Apparently it’s been around for fifteen years but using foil impressions to pick locks is new to us. This is similar to using bump keys but it works on locks that are supposedly much more secure. This method uses a heavy gauge aluminum foil to grab and hold the pins in the correct place for the lock to be turned. The foil is folded over and slits are cut where each pin will fall. It is then inserted into a lock on a tool shaped like a key blank. Jiggle the tool for a bit and the cylinder will turn. This just reminds us that we’re much more dependent on the good will of our fellow citizens to not steal our stuff, rather than the deterrent that a lock provides.
We’ve embedded a detail and fascinating demonstration of this method after the break. The materials in the video are from a Chinese-made kit. We’re not sure where you find these types of locks, but we don’t feel any less secure since our keys could be obtained from a distance anyway.
Update: Video now embedded after the break. The link is down but you can try the Google Cache version.
Continue reading “Foil impressioning defeats security locks”
[Steffen Wernéry] has published a video of the impressioning contest at LockCon. We learned about key impressioning at this year’s HOPE conference. You start the process by inserting a key blank into the lock. By turning the lock until it stops and then moving the key up and down you create marks on the blank’s face. Take a file to those marks to remove the extra material and then repeat the process. Once the pins are set properly, they’ll stop leaving marks on the blank. It takes a lot of skill to do this right, but you end up with a perfectly functional key. [Barry Wels] managed to win the competition in 5:30 with second place coming in at 6 minutes.
The Open Organisation Of Lockpickers (TOOOL) is planning a new annual gathering for lockpickers. October 9-12th they will hold the first ever LockCon in Sneek, Netherlands. The event was spawned from the Dutch Open lockpicking championships, but they’ve decided to expand beyond just competition into a full conference. This year the conference is limited to just 100 lockpickers, technicians, manufacturers, hackers, and law enforcement members. They’ll compete in picking competitions, safe manipulation, and key impressioning.
On a related note: Organizer [Barry Wels] just became the first non-German to win an SSDeV competition with his key impressioning skills. We covered key impressioning when we saw his talk about high security keys at The Last Hope. He says it’s only been about two years worth of study and 500 keys to become a master. He managed to open the lock in 5:13 filing two whole keys during that time.
[photo: Rija 2.0]
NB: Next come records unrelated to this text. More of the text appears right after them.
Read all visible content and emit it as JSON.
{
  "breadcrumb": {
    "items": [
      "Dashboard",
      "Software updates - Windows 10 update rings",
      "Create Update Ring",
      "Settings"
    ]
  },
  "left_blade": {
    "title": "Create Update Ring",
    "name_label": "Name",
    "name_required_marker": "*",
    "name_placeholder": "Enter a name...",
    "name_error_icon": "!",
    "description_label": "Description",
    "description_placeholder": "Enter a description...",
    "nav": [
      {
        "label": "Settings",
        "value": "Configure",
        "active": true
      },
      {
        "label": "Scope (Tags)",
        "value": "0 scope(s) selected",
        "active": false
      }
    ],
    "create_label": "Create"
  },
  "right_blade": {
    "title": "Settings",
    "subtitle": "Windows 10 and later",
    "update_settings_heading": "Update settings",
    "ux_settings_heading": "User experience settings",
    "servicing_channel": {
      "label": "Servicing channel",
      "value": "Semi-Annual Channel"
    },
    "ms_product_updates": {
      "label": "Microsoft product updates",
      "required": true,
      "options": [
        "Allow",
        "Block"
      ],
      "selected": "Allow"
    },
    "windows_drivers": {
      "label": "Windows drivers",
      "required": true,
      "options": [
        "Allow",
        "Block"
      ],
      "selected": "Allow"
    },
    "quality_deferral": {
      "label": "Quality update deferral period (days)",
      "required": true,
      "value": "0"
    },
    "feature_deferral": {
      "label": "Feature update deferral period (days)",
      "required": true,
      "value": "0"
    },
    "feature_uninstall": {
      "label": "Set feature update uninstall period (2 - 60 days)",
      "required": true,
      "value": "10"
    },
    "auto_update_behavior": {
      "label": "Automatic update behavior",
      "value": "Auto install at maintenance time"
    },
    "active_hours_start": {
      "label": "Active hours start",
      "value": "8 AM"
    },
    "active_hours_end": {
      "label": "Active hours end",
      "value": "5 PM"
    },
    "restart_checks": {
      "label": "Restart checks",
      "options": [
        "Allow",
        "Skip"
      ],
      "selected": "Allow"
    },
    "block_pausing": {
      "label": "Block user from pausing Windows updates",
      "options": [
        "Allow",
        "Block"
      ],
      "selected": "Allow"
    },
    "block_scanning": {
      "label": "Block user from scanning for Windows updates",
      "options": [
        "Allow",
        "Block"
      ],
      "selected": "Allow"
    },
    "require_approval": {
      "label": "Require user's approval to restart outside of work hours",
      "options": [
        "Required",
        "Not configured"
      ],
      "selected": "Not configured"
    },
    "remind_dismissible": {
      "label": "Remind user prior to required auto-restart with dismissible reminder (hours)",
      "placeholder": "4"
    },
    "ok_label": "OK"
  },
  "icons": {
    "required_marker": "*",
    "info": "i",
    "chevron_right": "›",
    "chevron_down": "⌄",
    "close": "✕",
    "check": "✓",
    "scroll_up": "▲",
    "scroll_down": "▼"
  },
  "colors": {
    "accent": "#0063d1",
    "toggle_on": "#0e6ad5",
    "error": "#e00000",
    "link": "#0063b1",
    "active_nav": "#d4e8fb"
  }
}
[Barry Wels] is well known for his lockpicking talks, but this year he wanted to talk about how he copies high security keys. If a key blank is available, you could make a copy just by viewing the original. High security keys generally have profiles with more side cuts, which means you can guess at how deep a specific pin is by observing how many cuts it crosses. He also showed that you could imprint your arm with the key and use that as a guide. If a blank isn’t available, you could fill a similar key with solder and file that down.
[Barry] showed two different kits for casting keys. The first used soft clay in a clam shell to make an imprint of the original key. The form is then filled with a low melting point alloy (probably Wood’s metal) to create the new key. A second style uses a metal form and two part silicone to create the mold. This method works for most high security keys, but will not work on keys with active elements like sliders or magnets.
Finally, [Barry] talked about his favorite method: impressioning. Unlike picking a lock, when you’re done impressioning you have a funtional key. You start with key blank and file off the top layer. Place the blank in the lock and turn it till it jams. Then, you rock the key up and down. Observing the key under light you’ll see a small mark where each pin is. File a bit where the marks appear and repeat the process. You can’t use too much force or you might break the blank. This also works on dimple keys and as this video shows, laser cut keys. [Barry] highly recommends the impressioning book by [Oliver Diederichsen].
[photo: Rija 2.0]